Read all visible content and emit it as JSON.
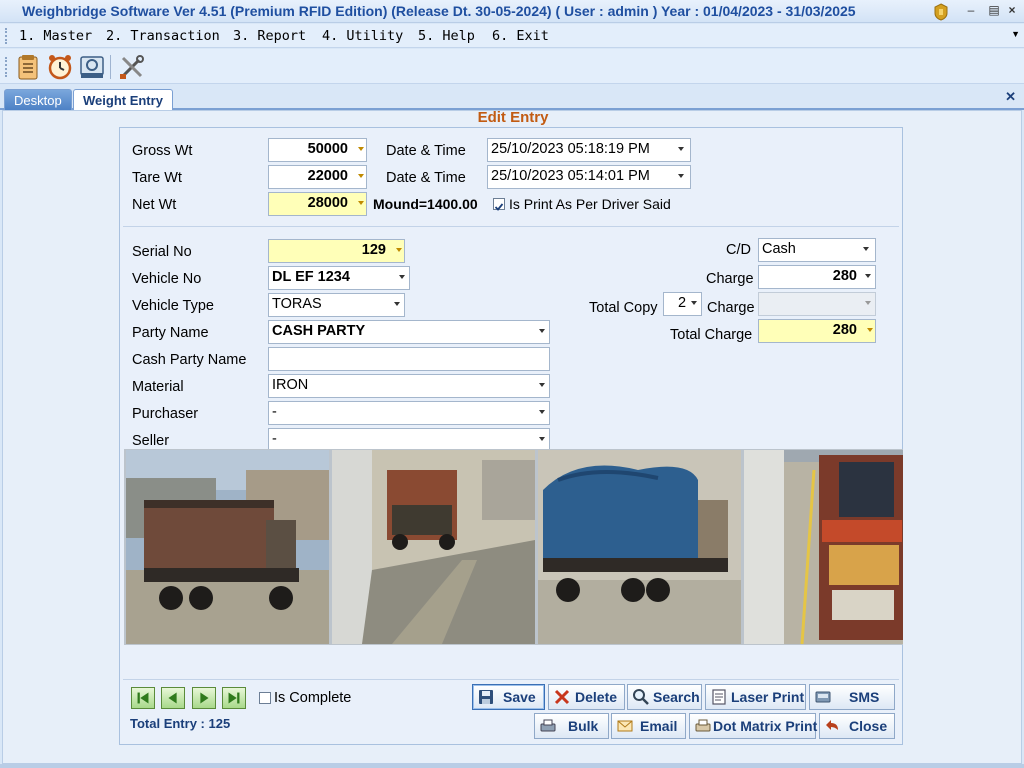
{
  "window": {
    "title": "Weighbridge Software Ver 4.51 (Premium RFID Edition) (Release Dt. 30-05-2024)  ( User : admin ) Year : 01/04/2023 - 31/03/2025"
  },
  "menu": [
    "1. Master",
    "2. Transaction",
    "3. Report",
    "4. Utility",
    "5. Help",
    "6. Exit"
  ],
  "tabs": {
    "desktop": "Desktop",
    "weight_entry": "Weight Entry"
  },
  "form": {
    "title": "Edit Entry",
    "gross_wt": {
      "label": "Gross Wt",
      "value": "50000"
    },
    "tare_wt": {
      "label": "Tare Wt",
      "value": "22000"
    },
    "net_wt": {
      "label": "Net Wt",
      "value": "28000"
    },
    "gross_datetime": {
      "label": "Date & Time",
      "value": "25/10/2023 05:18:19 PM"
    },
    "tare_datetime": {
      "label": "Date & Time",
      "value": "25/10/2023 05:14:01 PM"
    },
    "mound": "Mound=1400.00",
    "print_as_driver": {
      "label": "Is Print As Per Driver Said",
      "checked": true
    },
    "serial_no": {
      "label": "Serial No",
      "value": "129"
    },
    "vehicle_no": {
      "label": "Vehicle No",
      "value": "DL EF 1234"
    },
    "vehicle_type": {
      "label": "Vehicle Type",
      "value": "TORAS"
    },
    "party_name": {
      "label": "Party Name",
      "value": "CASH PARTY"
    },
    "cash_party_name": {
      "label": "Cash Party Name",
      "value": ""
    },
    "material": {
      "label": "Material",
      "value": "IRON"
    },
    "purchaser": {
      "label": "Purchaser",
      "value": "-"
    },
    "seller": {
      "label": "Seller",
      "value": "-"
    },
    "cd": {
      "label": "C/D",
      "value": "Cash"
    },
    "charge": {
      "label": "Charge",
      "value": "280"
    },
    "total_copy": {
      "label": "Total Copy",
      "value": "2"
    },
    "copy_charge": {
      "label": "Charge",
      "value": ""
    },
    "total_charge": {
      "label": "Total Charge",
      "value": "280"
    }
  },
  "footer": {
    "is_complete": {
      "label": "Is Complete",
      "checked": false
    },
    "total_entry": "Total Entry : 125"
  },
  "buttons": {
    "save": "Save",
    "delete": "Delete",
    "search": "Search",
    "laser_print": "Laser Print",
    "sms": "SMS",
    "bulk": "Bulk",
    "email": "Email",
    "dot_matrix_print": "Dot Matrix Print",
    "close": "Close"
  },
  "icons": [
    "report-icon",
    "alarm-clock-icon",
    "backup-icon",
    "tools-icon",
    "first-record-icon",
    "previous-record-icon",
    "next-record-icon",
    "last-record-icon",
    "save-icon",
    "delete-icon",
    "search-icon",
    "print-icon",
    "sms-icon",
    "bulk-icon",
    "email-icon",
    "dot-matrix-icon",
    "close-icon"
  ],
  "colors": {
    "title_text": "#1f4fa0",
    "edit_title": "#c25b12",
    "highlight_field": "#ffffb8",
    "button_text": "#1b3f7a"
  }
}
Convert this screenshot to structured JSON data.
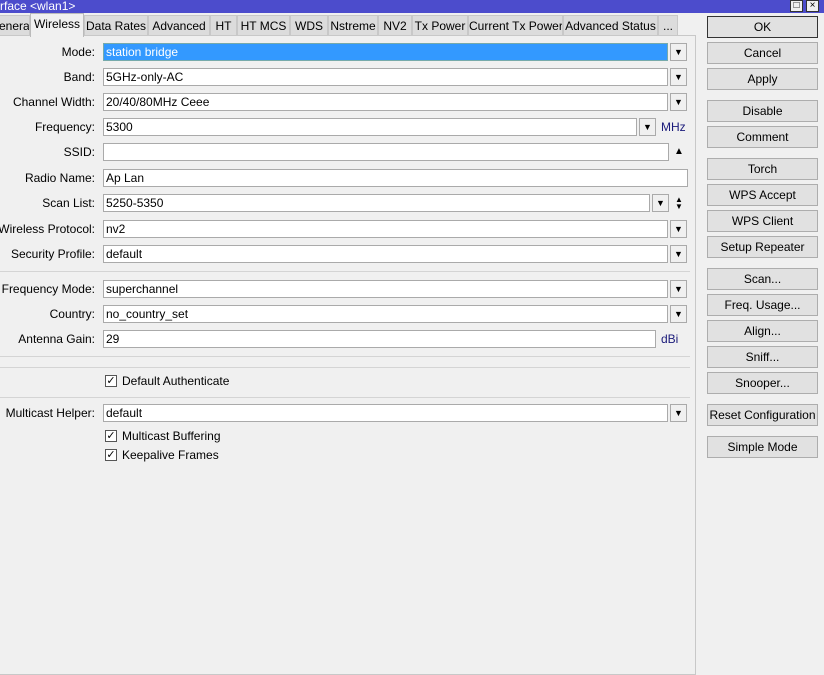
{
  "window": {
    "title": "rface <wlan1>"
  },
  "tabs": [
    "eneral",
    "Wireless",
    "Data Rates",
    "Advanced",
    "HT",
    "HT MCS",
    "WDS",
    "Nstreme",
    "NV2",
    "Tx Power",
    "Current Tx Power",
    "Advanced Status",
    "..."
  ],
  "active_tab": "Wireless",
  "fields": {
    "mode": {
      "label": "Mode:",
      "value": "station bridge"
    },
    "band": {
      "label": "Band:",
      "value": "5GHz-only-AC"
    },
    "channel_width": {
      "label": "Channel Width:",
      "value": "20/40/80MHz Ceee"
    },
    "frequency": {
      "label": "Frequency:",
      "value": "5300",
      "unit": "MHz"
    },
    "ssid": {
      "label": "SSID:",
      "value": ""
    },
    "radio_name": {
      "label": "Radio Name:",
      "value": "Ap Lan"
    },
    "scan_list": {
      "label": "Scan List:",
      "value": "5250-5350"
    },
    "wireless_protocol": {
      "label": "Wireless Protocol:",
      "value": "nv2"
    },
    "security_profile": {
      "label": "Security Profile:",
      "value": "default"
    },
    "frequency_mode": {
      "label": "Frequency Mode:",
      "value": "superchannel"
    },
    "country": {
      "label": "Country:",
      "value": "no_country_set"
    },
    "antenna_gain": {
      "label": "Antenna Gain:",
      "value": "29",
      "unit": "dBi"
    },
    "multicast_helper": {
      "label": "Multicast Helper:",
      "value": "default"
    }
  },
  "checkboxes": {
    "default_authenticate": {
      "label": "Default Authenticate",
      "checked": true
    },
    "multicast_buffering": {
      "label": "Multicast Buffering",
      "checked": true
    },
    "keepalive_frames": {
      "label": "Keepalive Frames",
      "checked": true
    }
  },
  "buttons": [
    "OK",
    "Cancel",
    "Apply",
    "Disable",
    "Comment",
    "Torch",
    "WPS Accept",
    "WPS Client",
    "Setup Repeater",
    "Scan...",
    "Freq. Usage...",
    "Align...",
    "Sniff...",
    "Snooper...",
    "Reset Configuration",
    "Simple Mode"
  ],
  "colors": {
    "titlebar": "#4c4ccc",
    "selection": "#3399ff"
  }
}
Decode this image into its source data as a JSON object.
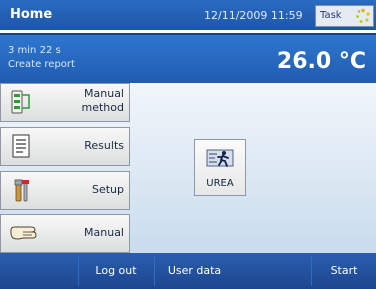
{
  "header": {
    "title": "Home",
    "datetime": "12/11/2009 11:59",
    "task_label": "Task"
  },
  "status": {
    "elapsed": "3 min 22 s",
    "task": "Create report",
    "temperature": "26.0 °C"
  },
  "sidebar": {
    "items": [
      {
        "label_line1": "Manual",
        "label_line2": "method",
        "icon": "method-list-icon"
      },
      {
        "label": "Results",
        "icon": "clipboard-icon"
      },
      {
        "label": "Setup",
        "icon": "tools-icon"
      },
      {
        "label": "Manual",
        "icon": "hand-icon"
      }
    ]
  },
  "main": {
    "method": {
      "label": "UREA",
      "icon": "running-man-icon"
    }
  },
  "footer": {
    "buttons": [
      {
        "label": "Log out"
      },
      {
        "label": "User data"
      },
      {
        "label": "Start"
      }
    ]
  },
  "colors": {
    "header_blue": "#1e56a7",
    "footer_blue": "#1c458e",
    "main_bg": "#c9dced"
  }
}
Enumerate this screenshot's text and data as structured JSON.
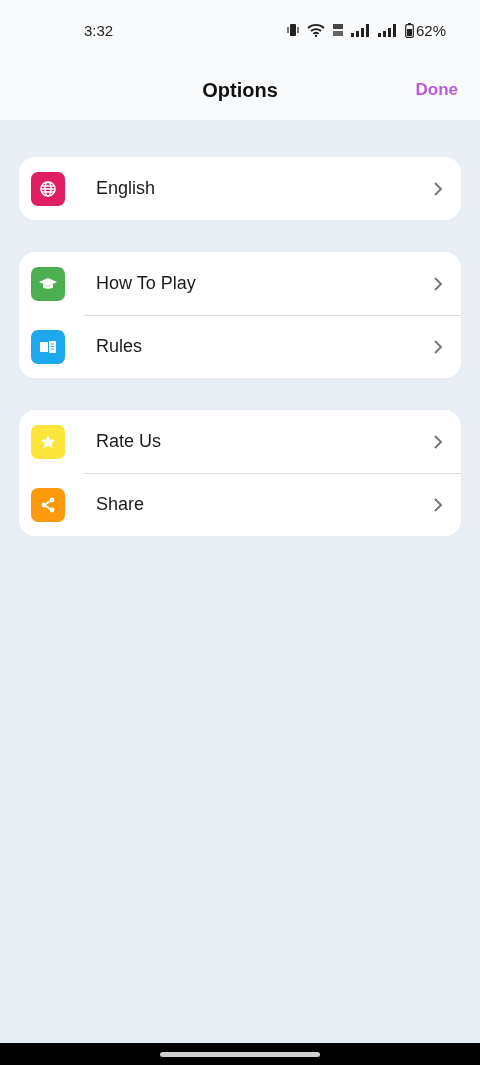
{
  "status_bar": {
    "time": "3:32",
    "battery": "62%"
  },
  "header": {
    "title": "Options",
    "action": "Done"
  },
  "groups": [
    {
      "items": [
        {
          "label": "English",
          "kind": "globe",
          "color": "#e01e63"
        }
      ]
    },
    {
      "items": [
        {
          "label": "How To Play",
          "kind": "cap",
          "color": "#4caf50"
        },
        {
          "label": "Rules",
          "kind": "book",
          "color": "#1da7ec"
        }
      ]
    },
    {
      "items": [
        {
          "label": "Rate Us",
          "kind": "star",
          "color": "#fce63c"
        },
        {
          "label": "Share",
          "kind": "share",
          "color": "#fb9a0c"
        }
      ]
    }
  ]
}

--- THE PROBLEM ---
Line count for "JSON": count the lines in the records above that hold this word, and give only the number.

--- SOLUTION FOR THIS EXERCISE ---
4